needs to load 40kb from disk, then do 20,000 comparisons between
pixels.  We have roughly 500 regtests, so that gives us 10 million
pixel comparisons.

I wouldn't have thought that this would be a problem for a modern
computer, but I must admit that I've never done any graphics
processing.  But if the pixels are in RGB format, then my first
guess would be to compare each color format, and see if the
numbers differ by more than a certain amount.  Something like
int changed = 0;
for (int c=0; c<2; c++) {
if (abs(first.color[c] - second.color[c]) > 0.0001) {
changed = 1;
}
}

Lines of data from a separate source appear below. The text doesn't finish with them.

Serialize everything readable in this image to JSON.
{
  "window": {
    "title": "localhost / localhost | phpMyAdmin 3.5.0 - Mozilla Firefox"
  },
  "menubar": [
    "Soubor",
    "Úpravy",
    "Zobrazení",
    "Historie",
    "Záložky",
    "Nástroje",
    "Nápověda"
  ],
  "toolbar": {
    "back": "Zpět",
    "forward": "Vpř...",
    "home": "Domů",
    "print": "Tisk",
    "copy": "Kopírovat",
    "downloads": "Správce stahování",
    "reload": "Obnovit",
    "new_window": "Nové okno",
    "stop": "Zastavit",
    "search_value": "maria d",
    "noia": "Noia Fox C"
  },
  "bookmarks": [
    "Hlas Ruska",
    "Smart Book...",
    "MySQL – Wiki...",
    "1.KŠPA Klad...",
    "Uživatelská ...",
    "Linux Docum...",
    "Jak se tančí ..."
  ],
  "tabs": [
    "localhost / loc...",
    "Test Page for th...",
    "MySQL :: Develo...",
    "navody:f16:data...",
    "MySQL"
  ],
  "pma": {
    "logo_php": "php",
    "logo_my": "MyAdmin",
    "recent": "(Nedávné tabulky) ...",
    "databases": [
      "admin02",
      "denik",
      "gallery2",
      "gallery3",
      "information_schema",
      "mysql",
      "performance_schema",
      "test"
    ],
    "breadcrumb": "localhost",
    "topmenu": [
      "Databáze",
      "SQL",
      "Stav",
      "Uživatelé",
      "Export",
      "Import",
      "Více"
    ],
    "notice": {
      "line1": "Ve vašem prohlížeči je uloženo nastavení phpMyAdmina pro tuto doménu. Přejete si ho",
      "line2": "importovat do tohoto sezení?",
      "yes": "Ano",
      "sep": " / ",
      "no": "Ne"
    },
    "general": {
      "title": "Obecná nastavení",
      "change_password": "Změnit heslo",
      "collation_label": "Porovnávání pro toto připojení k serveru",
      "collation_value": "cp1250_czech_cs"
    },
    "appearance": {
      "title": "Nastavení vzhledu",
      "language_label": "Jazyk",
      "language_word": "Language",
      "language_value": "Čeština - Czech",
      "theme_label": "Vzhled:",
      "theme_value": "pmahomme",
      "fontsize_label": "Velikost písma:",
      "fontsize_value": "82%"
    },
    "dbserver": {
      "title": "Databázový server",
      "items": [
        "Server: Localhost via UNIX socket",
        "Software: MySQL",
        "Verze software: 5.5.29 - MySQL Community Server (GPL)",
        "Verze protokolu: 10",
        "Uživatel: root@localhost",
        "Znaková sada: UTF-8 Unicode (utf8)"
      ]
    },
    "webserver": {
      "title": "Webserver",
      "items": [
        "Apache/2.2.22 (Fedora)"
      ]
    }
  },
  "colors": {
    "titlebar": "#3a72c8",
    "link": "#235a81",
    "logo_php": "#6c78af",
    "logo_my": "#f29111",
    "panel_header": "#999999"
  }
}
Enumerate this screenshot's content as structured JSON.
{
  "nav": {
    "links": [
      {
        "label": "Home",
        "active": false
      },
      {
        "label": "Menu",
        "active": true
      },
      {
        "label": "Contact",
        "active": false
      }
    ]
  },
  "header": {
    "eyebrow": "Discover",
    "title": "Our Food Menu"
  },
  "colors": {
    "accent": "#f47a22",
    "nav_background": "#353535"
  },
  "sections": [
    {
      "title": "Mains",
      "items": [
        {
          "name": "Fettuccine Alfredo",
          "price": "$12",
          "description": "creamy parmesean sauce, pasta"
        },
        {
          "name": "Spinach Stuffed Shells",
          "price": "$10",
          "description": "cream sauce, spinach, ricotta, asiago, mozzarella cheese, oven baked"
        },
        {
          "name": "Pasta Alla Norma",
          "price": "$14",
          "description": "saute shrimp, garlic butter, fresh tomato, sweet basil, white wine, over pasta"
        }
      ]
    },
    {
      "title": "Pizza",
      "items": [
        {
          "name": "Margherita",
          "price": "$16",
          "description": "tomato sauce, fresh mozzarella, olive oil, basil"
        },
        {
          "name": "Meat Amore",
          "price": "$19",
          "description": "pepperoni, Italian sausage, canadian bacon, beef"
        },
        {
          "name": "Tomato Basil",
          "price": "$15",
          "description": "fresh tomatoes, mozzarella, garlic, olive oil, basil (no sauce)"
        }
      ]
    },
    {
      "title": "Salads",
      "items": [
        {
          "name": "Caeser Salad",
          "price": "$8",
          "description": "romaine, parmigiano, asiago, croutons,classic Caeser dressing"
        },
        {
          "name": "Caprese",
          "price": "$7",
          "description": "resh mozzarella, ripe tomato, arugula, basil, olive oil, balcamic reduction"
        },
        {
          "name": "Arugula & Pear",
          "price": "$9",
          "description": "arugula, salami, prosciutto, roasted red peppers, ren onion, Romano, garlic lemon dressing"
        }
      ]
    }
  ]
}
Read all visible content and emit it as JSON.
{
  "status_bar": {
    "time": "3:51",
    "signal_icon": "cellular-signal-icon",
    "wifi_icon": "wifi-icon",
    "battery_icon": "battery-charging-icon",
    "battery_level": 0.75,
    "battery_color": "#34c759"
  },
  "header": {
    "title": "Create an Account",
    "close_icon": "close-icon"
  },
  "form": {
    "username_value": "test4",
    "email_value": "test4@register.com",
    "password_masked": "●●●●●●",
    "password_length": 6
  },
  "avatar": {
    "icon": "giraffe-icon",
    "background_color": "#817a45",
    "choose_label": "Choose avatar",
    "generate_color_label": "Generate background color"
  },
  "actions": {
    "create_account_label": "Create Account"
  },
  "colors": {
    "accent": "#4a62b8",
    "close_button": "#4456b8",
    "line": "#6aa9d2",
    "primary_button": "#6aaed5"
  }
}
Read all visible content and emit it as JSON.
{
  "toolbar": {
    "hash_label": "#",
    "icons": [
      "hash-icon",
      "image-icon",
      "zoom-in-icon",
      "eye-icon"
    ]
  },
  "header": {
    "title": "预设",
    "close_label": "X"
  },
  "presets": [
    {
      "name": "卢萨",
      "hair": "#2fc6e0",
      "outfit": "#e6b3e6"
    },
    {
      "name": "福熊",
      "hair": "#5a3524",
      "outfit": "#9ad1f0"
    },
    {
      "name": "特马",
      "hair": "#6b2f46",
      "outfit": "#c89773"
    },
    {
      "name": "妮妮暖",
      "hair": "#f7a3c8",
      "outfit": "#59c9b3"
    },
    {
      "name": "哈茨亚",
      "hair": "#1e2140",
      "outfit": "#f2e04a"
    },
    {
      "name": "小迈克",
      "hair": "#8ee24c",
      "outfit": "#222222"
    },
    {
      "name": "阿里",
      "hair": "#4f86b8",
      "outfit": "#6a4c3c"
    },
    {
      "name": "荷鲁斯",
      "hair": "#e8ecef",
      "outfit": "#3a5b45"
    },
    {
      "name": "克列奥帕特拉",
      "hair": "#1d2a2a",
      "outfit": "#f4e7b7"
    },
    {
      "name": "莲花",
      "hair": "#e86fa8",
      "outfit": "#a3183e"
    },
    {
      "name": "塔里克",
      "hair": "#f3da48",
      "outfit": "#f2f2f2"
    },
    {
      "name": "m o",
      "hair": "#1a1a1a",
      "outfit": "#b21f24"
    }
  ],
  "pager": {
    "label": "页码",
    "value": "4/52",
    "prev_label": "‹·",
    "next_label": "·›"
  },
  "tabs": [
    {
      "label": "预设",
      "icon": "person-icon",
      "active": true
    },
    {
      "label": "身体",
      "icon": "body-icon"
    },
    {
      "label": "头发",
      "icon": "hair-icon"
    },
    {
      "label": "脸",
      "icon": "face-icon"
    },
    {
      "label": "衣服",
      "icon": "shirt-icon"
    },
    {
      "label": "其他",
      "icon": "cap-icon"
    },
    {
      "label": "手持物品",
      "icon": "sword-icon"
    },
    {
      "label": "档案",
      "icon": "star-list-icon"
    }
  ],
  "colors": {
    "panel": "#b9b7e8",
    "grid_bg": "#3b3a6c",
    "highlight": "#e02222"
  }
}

Running that code 30 million times shouldn't take too long.  I
think?  I might be off by an order of magnitude, but my violin
physical modeling can generate 30 seconds of audio (that's 1.3e6
samples) in less than 2 seconds of wall-clock, and computing each
audio sample is a lot more complicated than the above code.
Granted, the violin stuff is C++ code, so I'd expect python or C#
to be slower.

My main concern is still with false positives.

> While test bugfixes, I've occasionally produced regression checks
> which have affected lots of tests, and the time for `make check' in
> such cases rises drastically (from about five minutes to over half an
> hour), so unless Phil's pixel-by-pixel comparison is much faster than
> `compare', it's still going to be too slow.